§ Dataset content:
- Opening Delimiter -
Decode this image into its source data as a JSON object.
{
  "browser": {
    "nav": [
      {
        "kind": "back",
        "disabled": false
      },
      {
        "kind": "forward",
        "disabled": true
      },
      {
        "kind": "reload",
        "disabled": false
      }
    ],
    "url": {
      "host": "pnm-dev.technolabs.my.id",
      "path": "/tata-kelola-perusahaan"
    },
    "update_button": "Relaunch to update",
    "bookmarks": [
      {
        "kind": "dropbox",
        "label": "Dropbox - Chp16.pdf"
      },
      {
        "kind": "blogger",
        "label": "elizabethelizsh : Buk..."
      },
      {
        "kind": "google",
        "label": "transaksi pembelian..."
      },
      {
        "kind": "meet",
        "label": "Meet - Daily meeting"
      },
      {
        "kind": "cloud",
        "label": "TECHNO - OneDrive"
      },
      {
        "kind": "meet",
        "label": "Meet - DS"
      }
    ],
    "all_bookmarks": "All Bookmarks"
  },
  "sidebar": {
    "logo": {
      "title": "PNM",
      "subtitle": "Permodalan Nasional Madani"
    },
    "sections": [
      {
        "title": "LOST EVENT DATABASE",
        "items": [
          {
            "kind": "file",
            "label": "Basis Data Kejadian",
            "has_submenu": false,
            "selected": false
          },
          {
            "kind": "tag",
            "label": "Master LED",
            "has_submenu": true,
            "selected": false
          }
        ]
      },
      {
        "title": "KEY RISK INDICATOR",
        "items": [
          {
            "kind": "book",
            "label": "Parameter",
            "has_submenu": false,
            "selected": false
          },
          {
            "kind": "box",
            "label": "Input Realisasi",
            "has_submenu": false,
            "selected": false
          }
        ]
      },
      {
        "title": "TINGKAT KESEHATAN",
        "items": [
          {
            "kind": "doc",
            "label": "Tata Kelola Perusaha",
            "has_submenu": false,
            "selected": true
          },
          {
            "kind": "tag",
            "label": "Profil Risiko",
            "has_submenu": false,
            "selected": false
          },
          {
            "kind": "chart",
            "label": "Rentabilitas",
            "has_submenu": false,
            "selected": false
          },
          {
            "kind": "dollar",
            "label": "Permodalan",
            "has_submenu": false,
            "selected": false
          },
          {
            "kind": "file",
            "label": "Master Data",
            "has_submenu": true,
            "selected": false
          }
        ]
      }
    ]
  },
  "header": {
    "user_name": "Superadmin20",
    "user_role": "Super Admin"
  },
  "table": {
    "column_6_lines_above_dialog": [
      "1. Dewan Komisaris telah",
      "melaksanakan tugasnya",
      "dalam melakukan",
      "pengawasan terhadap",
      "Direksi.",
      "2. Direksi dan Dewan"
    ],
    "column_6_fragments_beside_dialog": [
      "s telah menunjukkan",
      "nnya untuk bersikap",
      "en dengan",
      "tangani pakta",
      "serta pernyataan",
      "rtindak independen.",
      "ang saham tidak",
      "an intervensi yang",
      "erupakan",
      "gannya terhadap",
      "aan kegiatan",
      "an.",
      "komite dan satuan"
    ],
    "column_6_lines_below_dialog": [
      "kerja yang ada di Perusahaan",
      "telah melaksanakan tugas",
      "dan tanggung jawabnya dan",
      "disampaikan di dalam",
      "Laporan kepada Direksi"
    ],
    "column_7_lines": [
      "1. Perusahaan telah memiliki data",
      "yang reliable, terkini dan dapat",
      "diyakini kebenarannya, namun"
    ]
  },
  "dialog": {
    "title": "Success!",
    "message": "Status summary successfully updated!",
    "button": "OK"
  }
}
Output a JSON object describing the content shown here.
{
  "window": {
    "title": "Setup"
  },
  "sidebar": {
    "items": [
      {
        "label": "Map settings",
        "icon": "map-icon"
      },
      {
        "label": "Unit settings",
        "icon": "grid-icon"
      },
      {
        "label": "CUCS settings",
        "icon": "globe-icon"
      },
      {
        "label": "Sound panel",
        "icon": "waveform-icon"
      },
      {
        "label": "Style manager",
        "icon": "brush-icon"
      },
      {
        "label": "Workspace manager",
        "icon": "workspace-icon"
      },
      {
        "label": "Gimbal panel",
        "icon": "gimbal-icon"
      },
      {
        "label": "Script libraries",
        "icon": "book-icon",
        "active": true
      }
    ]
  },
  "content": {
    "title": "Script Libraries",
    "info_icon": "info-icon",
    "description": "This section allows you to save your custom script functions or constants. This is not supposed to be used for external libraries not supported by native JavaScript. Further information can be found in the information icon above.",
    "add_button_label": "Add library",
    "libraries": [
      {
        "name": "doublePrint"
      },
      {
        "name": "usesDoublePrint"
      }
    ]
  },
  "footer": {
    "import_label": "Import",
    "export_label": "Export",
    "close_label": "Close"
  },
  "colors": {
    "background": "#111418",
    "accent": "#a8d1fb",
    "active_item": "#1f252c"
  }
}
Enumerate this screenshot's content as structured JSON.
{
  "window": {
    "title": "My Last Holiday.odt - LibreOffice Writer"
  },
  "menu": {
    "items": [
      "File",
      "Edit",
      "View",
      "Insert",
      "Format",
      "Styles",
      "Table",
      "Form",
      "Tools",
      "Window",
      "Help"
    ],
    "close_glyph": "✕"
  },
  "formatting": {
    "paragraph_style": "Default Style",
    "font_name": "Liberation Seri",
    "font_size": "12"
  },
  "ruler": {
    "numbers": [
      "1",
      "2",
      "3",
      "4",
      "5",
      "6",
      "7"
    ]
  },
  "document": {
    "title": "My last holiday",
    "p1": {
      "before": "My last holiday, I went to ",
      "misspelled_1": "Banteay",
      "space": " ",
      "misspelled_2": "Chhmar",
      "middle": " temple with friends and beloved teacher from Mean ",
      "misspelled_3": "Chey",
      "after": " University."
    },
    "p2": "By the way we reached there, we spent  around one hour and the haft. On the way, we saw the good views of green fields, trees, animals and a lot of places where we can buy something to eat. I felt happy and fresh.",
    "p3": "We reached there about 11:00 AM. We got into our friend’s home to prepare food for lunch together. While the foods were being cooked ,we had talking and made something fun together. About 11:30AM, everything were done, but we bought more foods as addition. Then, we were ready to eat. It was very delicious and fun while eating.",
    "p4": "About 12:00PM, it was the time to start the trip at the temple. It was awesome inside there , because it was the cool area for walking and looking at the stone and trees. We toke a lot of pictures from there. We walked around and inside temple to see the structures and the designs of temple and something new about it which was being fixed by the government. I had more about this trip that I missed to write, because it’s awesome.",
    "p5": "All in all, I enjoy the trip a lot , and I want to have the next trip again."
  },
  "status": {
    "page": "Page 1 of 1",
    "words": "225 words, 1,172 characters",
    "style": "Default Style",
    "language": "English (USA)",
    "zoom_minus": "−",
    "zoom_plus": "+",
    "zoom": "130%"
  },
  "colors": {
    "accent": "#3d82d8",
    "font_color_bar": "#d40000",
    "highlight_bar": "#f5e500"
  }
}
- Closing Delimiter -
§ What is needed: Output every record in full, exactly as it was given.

§ The answer:
Decode this image into its source data as a JSON object.
{
  "browser": {
    "nav": [
      {
        "kind": "back",
        "disabled": false
      },
      {
        "kind": "forward",
        "disabled": true
      },
      {
        "kind": "reload",
        "disabled": false
      }
    ],
    "url": {
      "host": "pnm-dev.technolabs.my.id",
      "path": "/tata-kelola-perusahaan"
    },
    "update_button": "Relaunch to update",
    "bookmarks": [
      {
        "kind": "dropbox",
        "label": "Dropbox - Chp16.pdf"
      },
      {
        "kind": "blogger",
        "label": "elizabethelizsh : Buk..."
      },
      {
        "kind": "google",
        "label": "transaksi pembelian..."
      },
      {
        "kind": "meet",
        "label": "Meet - Daily meeting"
      },
      {
        "kind": "cloud",
        "label": "TECHNO - OneDrive"
      },
      {
        "kind": "meet",
        "label": "Meet - DS"
      }
    ],
    "all_bookmarks": "All Bookmarks"
  },
  "sidebar": {
    "logo": {
      "title": "PNM",
      "subtitle": "Permodalan Nasional Madani"
    },
    "sections": [
      {
        "title": "LOST EVENT DATABASE",
        "items": [
          {
            "kind": "file",
            "label": "Basis Data Kejadian",
            "has_submenu": false,
            "selected": false
          },
          {
            "kind": "tag",
            "label": "Master LED",
            "has_submenu": true,
            "selected": false
          }
        ]
      },
      {
        "title": "KEY RISK INDICATOR",
        "items": [
          {
            "kind": "book",
            "label": "Parameter",
            "has_submenu": false,
            "selected": false
          },
          {
            "kind": "box",
            "label": "Input Realisasi",
            "has_submenu": false,
            "selected": false
          }
        ]
      },
      {
        "title": "TINGKAT KESEHATAN",
        "items": [
          {
            "kind": "doc",
            "label": "Tata Kelola Perusaha",
            "has_submenu": false,
            "selected": true
          },
          {
            "kind": "tag",
            "label": "Profil Risiko",
            "has_submenu": false,
            "selected": false
          },
          {
            "kind": "chart",
            "label": "Rentabilitas",
            "has_submenu": false,
            "selected": false
          },
          {
            "kind": "dollar",
            "label": "Permodalan",
            "has_submenu": false,
            "selected": false
          },
          {
            "kind": "file",
            "label": "Master Data",
            "has_submenu": true,
            "selected": false
          }
        ]
      }
    ]
  },
  "header": {
    "user_name": "Superadmin20",
    "user_role": "Super Admin"
  },
  "table": {
    "column_6_lines_above_dialog": [
      "1. Dewan Komisaris telah",
      "melaksanakan tugasnya",
      "dalam melakukan",
      "pengawasan terhadap",
      "Direksi.",
      "2. Direksi dan Dewan"
    ],
    "column_6_fragments_beside_dialog": [
      "s telah menunjukkan",
      "nnya untuk bersikap",
      "en dengan",
      "tangani pakta",
      "serta pernyataan",
      "rtindak independen.",
      "ang saham tidak",
      "an intervensi yang",
      "erupakan",
      "gannya terhadap",
      "aan kegiatan",
      "an.",
      "komite dan satuan"
    ],
    "column_6_lines_below_dialog": [
      "kerja yang ada di Perusahaan",
      "telah melaksanakan tugas",
      "dan tanggung jawabnya dan",
      "disampaikan di dalam",
      "Laporan kepada Direksi"
    ],
    "column_7_lines": [
      "1. Perusahaan telah memiliki data",
      "yang reliable, terkini dan dapat",
      "diyakini kebenarannya, namun"
    ]
  },
  "dialog": {
    "title": "Success!",
    "message": "Status summary successfully updated!",
    "button": "OK"
  }
}
Output a JSON object describing the content shown here.
{
  "window": {
    "title": "Setup"
  },
  "sidebar": {
    "items": [
      {
        "label": "Map settings",
        "icon": "map-icon"
      },
      {
        "label": "Unit settings",
        "icon": "grid-icon"
      },
      {
        "label": "CUCS settings",
        "icon": "globe-icon"
      },
      {
        "label": "Sound panel",
        "icon": "waveform-icon"
      },
      {
        "label": "Style manager",
        "icon": "brush-icon"
      },
      {
        "label": "Workspace manager",
        "icon": "workspace-icon"
      },
      {
        "label": "Gimbal panel",
        "icon": "gimbal-icon"
      },
      {
        "label": "Script libraries",
        "icon": "book-icon",
        "active": true
      }
    ]
  },
  "content": {
    "title": "Script Libraries",
    "info_icon": "info-icon",
    "description": "This section allows you to save your custom script functions or constants. This is not supposed to be used for external libraries not supported by native JavaScript. Further information can be found in the information icon above.",
    "add_button_label": "Add library",
    "libraries": [
      {
        "name": "doublePrint"
      },
      {
        "name": "usesDoublePrint"
      }
    ]
  },
  "footer": {
    "import_label": "Import",
    "export_label": "Export",
    "close_label": "Close"
  },
  "colors": {
    "background": "#111418",
    "accent": "#a8d1fb",
    "active_item": "#1f252c"
  }
}
Enumerate this screenshot's content as structured JSON.
{
  "window": {
    "title": "My Last Holiday.odt - LibreOffice Writer"
  },
  "menu": {
    "items": [
      "File",
      "Edit",
      "View",
      "Insert",
      "Format",
      "Styles",
      "Table",
      "Form",
      "Tools",
      "Window",
      "Help"
    ],
    "close_glyph": "✕"
  },
  "formatting": {
    "paragraph_style": "Default Style",
    "font_name": "Liberation Seri",
    "font_size": "12"
  },
  "ruler": {
    "numbers": [
      "1",
      "2",
      "3",
      "4",
      "5",
      "6",
      "7"
    ]
  },
  "document": {
    "title": "My last holiday",
    "p1": {
      "before": "My last holiday, I went to ",
      "misspelled_1": "Banteay",
      "space": " ",
      "misspelled_2": "Chhmar",
      "middle": " temple with friends and beloved teacher from Mean ",
      "misspelled_3": "Chey",
      "after": " University."
    },
    "p2": "By the way we reached there, we spent  around one hour and the haft. On the way, we saw the good views of green fields, trees, animals and a lot of places where we can buy something to eat. I felt happy and fresh.",
    "p3": "We reached there about 11:00 AM. We got into our friend’s home to prepare food for lunch together. While the foods were being cooked ,we had talking and made something fun together. About 11:30AM, everything were done, but we bought more foods as addition. Then, we were ready to eat. It was very delicious and fun while eating.",
    "p4": "About 12:00PM, it was the time to start the trip at the temple. It was awesome inside there , because it was the cool area for walking and looking at the stone and trees. We toke a lot of pictures from there. We walked around and inside temple to see the structures and the designs of temple and something new about it which was being fixed by the government. I had more about this trip that I missed to write, because it’s awesome.",
    "p5": "All in all, I enjoy the trip a lot , and I want to have the next trip again."
  },
  "status": {
    "page": "Page 1 of 1",
    "words": "225 words, 1,172 characters",
    "style": "Default Style",
    "language": "English (USA)",
    "zoom_minus": "−",
    "zoom_plus": "+",
    "zoom": "130%"
  },
  "colors": {
    "accent": "#3d82d8",
    "font_color_bar": "#d40000",
    "highlight_bar": "#f5e500"
  }
}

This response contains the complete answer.